## INSTRUCTIONS FOR THE TASK
Go through the entries below and count the lines holding the word "this". Reply with only the number, please.

Stored data entries:
--- START ---

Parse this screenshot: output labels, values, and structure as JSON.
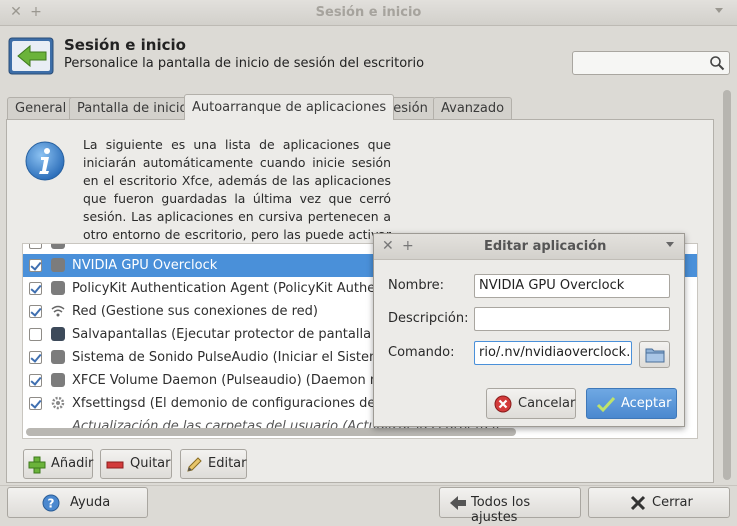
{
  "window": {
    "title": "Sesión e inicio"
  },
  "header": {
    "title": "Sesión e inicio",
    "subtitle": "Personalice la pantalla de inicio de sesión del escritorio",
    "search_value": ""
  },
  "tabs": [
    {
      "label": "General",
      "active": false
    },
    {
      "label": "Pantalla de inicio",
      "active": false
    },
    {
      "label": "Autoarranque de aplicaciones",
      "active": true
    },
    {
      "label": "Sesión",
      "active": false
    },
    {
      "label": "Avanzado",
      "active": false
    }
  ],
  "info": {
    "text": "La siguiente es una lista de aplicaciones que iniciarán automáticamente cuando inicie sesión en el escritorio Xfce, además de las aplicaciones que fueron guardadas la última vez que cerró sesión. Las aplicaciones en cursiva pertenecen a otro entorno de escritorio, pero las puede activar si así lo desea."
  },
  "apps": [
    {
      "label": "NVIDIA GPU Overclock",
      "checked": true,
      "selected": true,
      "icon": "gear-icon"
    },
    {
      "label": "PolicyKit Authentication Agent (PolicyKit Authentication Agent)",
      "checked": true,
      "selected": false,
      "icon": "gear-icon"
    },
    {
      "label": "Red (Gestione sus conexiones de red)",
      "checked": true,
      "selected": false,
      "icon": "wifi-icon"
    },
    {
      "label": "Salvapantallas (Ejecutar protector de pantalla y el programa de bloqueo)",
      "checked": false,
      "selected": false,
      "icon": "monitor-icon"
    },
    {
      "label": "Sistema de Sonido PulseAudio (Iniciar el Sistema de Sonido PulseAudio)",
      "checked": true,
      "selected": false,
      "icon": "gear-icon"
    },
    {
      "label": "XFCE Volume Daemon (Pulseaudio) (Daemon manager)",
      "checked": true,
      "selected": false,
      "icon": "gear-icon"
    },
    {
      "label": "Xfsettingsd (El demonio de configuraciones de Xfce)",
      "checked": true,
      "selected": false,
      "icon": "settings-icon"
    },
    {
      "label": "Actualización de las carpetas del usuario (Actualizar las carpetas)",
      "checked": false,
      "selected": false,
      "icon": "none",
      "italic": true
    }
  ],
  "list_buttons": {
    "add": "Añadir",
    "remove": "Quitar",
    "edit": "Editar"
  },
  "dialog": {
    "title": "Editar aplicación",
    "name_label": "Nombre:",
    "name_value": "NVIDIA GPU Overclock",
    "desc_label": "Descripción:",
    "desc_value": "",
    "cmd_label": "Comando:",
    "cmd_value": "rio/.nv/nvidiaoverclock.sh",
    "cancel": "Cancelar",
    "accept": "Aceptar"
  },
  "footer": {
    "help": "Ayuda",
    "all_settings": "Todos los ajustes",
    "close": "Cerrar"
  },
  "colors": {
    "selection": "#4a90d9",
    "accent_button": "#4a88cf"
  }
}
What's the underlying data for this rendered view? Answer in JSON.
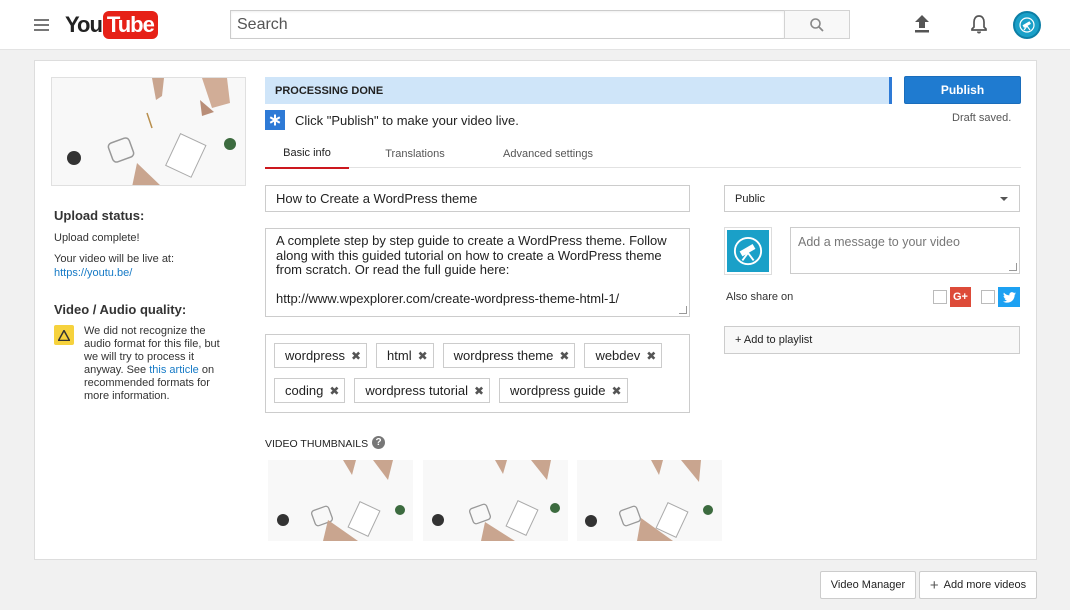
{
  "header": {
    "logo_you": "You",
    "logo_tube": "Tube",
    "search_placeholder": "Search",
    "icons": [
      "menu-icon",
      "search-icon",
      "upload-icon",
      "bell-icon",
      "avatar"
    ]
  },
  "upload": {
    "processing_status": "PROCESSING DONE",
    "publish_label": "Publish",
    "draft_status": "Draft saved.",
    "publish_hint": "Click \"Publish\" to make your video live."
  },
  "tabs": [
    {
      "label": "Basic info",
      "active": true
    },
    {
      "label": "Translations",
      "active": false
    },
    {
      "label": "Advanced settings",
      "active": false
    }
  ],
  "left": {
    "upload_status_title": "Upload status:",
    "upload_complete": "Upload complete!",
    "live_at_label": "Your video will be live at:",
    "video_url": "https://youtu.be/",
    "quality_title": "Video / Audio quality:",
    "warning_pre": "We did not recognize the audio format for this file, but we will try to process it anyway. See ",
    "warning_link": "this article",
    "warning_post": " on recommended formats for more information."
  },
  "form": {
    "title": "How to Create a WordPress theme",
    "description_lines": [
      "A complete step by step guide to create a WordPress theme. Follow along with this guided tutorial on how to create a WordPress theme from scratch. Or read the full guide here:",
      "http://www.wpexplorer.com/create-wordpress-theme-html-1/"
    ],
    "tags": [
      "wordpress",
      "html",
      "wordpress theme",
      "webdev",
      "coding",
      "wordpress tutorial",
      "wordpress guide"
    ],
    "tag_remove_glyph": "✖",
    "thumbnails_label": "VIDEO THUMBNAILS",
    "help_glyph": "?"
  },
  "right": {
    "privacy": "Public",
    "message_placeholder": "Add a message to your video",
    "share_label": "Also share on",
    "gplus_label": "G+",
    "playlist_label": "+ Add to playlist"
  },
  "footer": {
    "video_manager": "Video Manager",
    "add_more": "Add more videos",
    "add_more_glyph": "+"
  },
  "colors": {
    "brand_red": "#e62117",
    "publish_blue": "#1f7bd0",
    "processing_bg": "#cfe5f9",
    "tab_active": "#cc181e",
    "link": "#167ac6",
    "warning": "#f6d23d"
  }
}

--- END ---
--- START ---

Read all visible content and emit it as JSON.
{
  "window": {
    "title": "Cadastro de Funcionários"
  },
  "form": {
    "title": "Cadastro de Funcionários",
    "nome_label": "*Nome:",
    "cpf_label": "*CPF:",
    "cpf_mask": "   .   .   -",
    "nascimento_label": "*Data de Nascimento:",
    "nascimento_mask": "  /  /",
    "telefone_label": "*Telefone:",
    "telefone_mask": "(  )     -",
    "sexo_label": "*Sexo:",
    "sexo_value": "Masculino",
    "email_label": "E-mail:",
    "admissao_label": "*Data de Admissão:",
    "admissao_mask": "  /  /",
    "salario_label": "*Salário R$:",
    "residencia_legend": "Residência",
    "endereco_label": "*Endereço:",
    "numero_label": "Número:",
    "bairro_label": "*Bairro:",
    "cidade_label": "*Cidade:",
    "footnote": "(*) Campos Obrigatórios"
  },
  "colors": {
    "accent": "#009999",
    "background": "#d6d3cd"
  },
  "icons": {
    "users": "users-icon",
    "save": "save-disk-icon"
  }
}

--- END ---

## ANSWER SPACE
5